Grab a towel—although it’s early in the year, JoAnn Chaney’s As Long as We Both Shall Live is the perfect beach read, a multiple-murder and suspense saga that will keep readers engrossed and guessing ... Chaney continues to explore dark themes with her quick but effective character studies and zippy prose. The Colorado-based author is particularly adept at juggling multiple narrators and plot lines, revealing a multitude of tantalizing thoughts and actions while keeping the suspense as high as those Rocky Mountains.
Chaney’s novel is a propulsive read, but it also takes its time and lets readers get to know its characters ... Astute thriller fans may figure out the book’s central secret long before the detectives solve the case, but there are so many twists and turns here that nearly every reader will find himself or herself taken aback at some point. Suspenseful and surprising, As Long as We Both Shall Live has more switchbacks than a steep mountainside trail.
Chaney (What You Don’t Know, 2017) alternates past and present, creating an unbearably urgent narrative, and she has a shockingly firm grasp on the barbs and ennui of long-term marriage. Readers will be convinced they know what happened, but as the nature of Marie and Matt’s relationship is revealed, watch out: This duo is one of a kind. There are no one-dimensional characters here ... doesn’t skimp on the harrowing details ... A perfectly paced, shock-studded chiller from an author to watch.
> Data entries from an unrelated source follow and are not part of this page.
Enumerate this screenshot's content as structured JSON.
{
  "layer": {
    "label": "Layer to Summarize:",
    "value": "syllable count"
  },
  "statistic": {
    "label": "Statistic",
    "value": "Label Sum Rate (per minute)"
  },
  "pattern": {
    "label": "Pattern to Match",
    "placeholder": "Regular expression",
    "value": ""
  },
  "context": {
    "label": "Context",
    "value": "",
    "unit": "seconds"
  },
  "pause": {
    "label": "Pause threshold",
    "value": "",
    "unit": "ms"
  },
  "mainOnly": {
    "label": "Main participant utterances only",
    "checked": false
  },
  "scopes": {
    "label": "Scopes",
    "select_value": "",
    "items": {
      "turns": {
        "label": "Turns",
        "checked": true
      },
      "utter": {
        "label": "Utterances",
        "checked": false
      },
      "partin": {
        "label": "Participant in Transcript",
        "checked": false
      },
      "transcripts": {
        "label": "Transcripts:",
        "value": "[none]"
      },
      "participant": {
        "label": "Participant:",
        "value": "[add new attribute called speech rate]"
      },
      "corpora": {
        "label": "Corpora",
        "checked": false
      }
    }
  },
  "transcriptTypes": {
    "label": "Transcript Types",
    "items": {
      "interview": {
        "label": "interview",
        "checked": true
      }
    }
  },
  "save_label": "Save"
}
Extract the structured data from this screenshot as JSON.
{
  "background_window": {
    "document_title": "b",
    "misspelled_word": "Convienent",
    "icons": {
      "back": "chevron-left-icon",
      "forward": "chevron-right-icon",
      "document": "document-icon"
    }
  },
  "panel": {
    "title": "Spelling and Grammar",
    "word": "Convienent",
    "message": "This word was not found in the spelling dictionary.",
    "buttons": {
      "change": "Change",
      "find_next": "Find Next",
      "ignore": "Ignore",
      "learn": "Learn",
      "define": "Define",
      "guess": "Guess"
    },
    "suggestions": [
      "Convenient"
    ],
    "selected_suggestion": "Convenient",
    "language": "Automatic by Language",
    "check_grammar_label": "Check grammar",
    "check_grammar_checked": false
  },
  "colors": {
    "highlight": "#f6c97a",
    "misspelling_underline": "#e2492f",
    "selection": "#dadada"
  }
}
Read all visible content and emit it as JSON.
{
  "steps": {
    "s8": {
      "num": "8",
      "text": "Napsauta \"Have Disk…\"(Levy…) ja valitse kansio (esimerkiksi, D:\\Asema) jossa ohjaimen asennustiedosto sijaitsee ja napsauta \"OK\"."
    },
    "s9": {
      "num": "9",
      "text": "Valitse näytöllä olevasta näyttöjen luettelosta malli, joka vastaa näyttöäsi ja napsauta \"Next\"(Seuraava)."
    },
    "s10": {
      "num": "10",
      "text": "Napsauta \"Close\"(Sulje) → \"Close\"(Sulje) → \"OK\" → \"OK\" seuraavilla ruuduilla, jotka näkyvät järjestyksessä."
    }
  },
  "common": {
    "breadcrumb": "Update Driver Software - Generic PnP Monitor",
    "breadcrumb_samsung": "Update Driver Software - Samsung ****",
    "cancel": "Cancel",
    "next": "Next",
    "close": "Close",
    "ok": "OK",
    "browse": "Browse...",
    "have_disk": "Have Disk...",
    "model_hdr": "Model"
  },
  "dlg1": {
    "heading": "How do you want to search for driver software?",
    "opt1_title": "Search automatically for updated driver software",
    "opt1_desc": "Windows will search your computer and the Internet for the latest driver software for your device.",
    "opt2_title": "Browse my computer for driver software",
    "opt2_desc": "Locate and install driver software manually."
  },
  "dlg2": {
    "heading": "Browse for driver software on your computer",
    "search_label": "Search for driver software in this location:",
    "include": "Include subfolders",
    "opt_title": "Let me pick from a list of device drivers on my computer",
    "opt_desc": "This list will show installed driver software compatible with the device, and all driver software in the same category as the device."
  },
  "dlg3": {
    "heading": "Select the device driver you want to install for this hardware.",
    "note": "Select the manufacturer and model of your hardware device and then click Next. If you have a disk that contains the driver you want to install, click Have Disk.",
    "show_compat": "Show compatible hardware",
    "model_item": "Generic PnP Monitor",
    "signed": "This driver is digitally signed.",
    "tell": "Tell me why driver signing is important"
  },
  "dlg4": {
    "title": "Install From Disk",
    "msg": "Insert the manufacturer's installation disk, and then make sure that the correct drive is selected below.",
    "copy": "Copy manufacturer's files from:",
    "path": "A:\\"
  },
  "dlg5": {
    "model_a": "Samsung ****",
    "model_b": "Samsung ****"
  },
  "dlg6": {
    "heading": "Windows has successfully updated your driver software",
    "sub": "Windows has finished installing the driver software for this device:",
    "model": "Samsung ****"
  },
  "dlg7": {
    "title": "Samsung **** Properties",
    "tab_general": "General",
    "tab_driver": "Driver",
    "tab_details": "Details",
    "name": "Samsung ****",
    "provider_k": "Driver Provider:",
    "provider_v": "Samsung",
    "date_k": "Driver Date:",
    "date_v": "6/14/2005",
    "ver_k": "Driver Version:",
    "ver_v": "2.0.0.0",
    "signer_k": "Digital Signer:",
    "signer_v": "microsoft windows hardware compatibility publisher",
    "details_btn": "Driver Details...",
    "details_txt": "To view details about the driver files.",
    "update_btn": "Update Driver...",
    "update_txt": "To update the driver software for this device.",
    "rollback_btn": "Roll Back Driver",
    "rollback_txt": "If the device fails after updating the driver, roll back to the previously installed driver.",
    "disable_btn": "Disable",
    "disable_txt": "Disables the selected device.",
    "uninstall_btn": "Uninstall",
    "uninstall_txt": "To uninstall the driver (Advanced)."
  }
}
Uneven ... after a strong start, the plot loses momentum. Though the complex female characters intrigue, crass male stereotypes monopolize the narrative, robbing the tale of depth and verisimilitude. Twists abound, but poorly established stakes lessen their impact, and a subplot spotlighting Loren’s dark past distracts from the central mystery. Hopefully, Chaney will do better next time.